Population Control Movement

  • Medicine & Health
  • 1952

As early as the 1920s, some notable philanthropists were strong backers of measures to reduce births among poor individuals. John Rockefeller Senior, Junior, and the Third were all strong supporters of the eugenics movement, as was George Eastman. But funding by elite philanthropists for population control, particularly abroad where growth was fastest, really ramped up starting in 1952.

At that time, John Rockefeller III created the Population Council, an influential information and lobbying group whose first administrator, appointed by Rockefeller, was Frederick Osborn, founder of the American Eugenics Society and trustee of the eugenics-promoting Pioneer Fund. Almost immediately after, the Ford Foundation made its first grant for population control, and by the late 1950s Ford was dispensing million-dollar grants to this cause. Throughout the Population Council’s first 23 years, Ford provided $94 million. JDRIII had launched the Population Council with $100,000 from his personal fortune after his grandfather’s foundation had rebuffed repeated entreaties to fund birth control for poor and overseas populations. But by 1963 the Rockefeller Foundation got into the game itself in a big way.

With America’s two biggest foundations having paved the way, the government followed next into population control. In 1959, President Eisenhower had said he “could not imagine anything more emphatically a subject that is not a proper political or governmental activity.” But after Dean Rusk (who ran the Rockefeller Foundation from 1952 to 1960) became President Lyndon Johnson’s Secretary of State, John Rockefeller III pressed him to make birth control a federal cause. Johnson soon delivered the first characterization, in a speech to the nation, of population growth as a problem, and by 1965 there was an Office of Population within the U.S. Agency for International Development. In seven years its budget exploded from $10 million per year to $123 million.
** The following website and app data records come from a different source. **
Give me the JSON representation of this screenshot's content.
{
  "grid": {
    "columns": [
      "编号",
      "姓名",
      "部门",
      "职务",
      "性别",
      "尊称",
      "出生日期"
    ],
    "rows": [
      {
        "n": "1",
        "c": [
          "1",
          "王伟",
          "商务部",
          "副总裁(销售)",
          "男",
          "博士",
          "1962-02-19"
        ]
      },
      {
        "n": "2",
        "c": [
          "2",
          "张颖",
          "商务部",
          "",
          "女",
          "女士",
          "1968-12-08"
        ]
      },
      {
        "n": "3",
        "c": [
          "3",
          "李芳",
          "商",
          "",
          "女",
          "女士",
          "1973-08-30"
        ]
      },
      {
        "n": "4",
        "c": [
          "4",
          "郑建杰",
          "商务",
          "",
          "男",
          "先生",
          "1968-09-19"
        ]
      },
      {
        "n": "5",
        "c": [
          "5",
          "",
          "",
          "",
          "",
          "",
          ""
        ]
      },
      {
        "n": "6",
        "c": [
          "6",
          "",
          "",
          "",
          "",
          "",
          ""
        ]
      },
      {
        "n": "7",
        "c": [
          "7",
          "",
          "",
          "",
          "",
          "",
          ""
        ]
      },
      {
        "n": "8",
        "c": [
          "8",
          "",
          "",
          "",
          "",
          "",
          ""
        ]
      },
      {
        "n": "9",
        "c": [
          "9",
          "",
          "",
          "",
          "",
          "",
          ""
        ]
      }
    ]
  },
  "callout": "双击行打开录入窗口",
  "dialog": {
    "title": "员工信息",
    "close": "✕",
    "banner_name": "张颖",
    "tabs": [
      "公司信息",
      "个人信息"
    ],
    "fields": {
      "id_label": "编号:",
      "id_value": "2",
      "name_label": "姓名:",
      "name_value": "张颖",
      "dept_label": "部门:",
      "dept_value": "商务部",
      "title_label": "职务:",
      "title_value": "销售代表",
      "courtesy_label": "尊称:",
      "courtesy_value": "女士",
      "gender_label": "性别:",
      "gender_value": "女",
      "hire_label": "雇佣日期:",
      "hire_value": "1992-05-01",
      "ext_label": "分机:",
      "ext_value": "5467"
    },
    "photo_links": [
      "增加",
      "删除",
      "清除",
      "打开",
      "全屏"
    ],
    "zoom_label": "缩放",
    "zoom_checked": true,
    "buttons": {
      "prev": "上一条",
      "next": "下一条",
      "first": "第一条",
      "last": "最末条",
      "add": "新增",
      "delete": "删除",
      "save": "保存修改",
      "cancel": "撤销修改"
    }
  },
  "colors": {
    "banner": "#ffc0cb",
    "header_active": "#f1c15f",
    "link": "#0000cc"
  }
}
Even as government support for population control mushroomed, select elite philanthropists continued to pour money into the crusade. The list of individual donors and foundations who devoted large funding to the cause includes not just Rockefeller, Ford, Eastman, and Osborn, but also Milbank, Mellon, MacArthur, Packard, Hewlett, Turner, Buffett, and Gates. They put their money into everything from the U.N. Fund for Population Activities, to research and distribution of new contraceptives, to establishment of activist organizations and academic centers at universities like Michigan, North Carolina, Johns Hopkins, Harvard, Princeton, and the University of Pennsylvania. Even after eugenics was completely discredited, and the “population bomb” had fizzled as an issue, America’s large private donors were still putting on the order of $150 million per year into population-control grants in the early years of the new millennium.